[Problem to work on]:
Write out the data once more, exactly as it reads.
Start of Material for the task
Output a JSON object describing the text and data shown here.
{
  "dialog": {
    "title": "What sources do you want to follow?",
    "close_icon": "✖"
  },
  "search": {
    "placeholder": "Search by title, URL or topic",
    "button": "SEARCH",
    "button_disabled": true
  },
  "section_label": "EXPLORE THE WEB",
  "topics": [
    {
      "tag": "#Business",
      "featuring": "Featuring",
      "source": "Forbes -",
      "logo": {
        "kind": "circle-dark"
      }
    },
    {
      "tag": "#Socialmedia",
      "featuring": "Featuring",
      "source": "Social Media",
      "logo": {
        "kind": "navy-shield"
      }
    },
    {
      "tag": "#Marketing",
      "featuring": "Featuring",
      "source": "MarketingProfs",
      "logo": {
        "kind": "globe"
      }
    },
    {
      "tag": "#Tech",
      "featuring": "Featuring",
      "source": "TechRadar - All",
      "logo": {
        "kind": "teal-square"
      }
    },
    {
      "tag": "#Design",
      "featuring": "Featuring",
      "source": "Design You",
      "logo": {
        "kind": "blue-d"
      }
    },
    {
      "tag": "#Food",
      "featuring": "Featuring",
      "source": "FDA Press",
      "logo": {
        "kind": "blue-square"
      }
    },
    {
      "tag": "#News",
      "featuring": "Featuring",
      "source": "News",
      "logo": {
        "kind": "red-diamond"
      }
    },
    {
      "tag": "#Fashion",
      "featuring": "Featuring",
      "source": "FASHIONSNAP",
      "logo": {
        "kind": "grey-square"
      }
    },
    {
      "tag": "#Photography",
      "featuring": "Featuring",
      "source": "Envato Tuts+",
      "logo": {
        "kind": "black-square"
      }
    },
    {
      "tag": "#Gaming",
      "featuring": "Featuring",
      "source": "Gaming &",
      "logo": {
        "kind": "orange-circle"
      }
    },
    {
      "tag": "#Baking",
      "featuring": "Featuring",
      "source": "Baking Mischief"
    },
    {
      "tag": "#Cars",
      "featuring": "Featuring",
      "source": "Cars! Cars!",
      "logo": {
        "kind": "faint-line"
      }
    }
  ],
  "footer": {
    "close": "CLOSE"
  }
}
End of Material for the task
[Written answer]:
Output a JSON object describing the text and data shown here.
{
  "dialog": {
    "title": "What sources do you want to follow?",
    "close_icon": "✖"
  },
  "search": {
    "placeholder": "Search by title, URL or topic",
    "button": "SEARCH",
    "button_disabled": true
  },
  "section_label": "EXPLORE THE WEB",
  "topics": [
    {
      "tag": "#Business",
      "featuring": "Featuring",
      "source": "Forbes -",
      "logo": {
        "kind": "circle-dark"
      }
    },
    {
      "tag": "#Socialmedia",
      "featuring": "Featuring",
      "source": "Social Media",
      "logo": {
        "kind": "navy-shield"
      }
    },
    {
      "tag": "#Marketing",
      "featuring": "Featuring",
      "source": "MarketingProfs",
      "logo": {
        "kind": "globe"
      }
    },
    {
      "tag": "#Tech",
      "featuring": "Featuring",
      "source": "TechRadar - All",
      "logo": {
        "kind": "teal-square"
      }
    },
    {
      "tag": "#Design",
      "featuring": "Featuring",
      "source": "Design You",
      "logo": {
        "kind": "blue-d"
      }
    },
    {
      "tag": "#Food",
      "featuring": "Featuring",
      "source": "FDA Press",
      "logo": {
        "kind": "blue-square"
      }
    },
    {
      "tag": "#News",
      "featuring": "Featuring",
      "source": "News",
      "logo": {
        "kind": "red-diamond"
      }
    },
    {
      "tag": "#Fashion",
      "featuring": "Featuring",
      "source": "FASHIONSNAP",
      "logo": {
        "kind": "grey-square"
      }
    },
    {
      "tag": "#Photography",
      "featuring": "Featuring",
      "source": "Envato Tuts+",
      "logo": {
        "kind": "black-square"
      }
    },
    {
      "tag": "#Gaming",
      "featuring": "Featuring",
      "source": "Gaming &",
      "logo": {
        "kind": "orange-circle"
      }
    },
    {
      "tag": "#Baking",
      "featuring": "Featuring",
      "source": "Baking Mischief"
    },
    {
      "tag": "#Cars",
      "featuring": "Featuring",
      "source": "Cars! Cars!",
      "logo": {
        "kind": "faint-line"
      }
    }
  ],
  "footer": {
    "close": "CLOSE"
  }
}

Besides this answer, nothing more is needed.